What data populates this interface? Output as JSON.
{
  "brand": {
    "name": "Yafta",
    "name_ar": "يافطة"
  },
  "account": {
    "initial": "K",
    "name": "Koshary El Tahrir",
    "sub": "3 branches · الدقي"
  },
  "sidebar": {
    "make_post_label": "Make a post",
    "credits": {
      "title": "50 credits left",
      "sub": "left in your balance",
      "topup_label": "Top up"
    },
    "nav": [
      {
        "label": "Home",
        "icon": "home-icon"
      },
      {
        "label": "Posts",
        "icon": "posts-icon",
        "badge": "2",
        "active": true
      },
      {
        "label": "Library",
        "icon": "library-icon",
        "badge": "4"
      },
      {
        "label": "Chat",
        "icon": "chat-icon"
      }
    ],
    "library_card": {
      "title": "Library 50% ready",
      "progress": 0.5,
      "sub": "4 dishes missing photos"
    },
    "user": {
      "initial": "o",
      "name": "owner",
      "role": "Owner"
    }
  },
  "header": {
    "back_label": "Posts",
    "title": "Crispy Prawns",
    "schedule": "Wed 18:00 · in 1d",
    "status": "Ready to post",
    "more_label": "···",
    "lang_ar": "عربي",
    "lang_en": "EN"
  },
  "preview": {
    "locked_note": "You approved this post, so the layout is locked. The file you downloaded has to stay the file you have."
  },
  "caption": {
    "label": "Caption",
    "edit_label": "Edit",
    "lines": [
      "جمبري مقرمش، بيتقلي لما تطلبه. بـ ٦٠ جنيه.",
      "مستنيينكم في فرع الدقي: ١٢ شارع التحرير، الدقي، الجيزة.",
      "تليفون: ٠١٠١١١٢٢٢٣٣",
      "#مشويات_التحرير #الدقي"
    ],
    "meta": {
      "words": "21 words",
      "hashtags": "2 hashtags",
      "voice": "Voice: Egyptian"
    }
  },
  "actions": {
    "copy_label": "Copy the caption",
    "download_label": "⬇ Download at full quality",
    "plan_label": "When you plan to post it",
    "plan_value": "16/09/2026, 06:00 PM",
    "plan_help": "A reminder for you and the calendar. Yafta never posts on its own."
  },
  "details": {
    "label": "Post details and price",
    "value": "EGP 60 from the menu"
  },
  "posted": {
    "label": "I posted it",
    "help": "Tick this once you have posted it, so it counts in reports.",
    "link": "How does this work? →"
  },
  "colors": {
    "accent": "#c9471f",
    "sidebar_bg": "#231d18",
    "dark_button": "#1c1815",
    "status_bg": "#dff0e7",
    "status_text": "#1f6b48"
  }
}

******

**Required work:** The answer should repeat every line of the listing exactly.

**Problem solution:**
What data populates this interface? Output as JSON.
{
  "brand": {
    "name": "Yafta",
    "name_ar": "يافطة"
  },
  "account": {
    "initial": "K",
    "name": "Koshary El Tahrir",
    "sub": "3 branches · الدقي"
  },
  "sidebar": {
    "make_post_label": "Make a post",
    "credits": {
      "title": "50 credits left",
      "sub": "left in your balance",
      "topup_label": "Top up"
    },
    "nav": [
      {
        "label": "Home",
        "icon": "home-icon"
      },
      {
        "label": "Posts",
        "icon": "posts-icon",
        "badge": "2",
        "active": true
      },
      {
        "label": "Library",
        "icon": "library-icon",
        "badge": "4"
      },
      {
        "label": "Chat",
        "icon": "chat-icon"
      }
    ],
    "library_card": {
      "title": "Library 50% ready",
      "progress": 0.5,
      "sub": "4 dishes missing photos"
    },
    "user": {
      "initial": "o",
      "name": "owner",
      "role": "Owner"
    }
  },
  "header": {
    "back_label": "Posts",
    "title": "Crispy Prawns",
    "schedule": "Wed 18:00 · in 1d",
    "status": "Ready to post",
    "more_label": "···",
    "lang_ar": "عربي",
    "lang_en": "EN"
  },
  "preview": {
    "locked_note": "You approved this post, so the layout is locked. The file you downloaded has to stay the file you have."
  },
  "caption": {
    "label": "Caption",
    "edit_label": "Edit",
    "lines": [
      "جمبري مقرمش، بيتقلي لما تطلبه. بـ ٦٠ جنيه.",
      "مستنيينكم في فرع الدقي: ١٢ شارع التحرير، الدقي، الجيزة.",
      "تليفون: ٠١٠١١١٢٢٢٣٣",
      "#مشويات_التحرير #الدقي"
    ],
    "meta": {
      "words": "21 words",
      "hashtags": "2 hashtags",
      "voice": "Voice: Egyptian"
    }
  },
  "actions": {
    "copy_label": "Copy the caption",
    "download_label": "⬇ Download at full quality",
    "plan_label": "When you plan to post it",
    "plan_value": "16/09/2026, 06:00 PM",
    "plan_help": "A reminder for you and the calendar. Yafta never posts on its own."
  },
  "details": {
    "label": "Post details and price",
    "value": "EGP 60 from the menu"
  },
  "posted": {
    "label": "I posted it",
    "help": "Tick this once you have posted it, so it counts in reports.",
    "link": "How does this work? →"
  },
  "colors": {
    "accent": "#c9471f",
    "sidebar_bg": "#231d18",
    "dark_button": "#1c1815",
    "status_bg": "#dff0e7",
    "status_text": "#1f6b48"
  }
}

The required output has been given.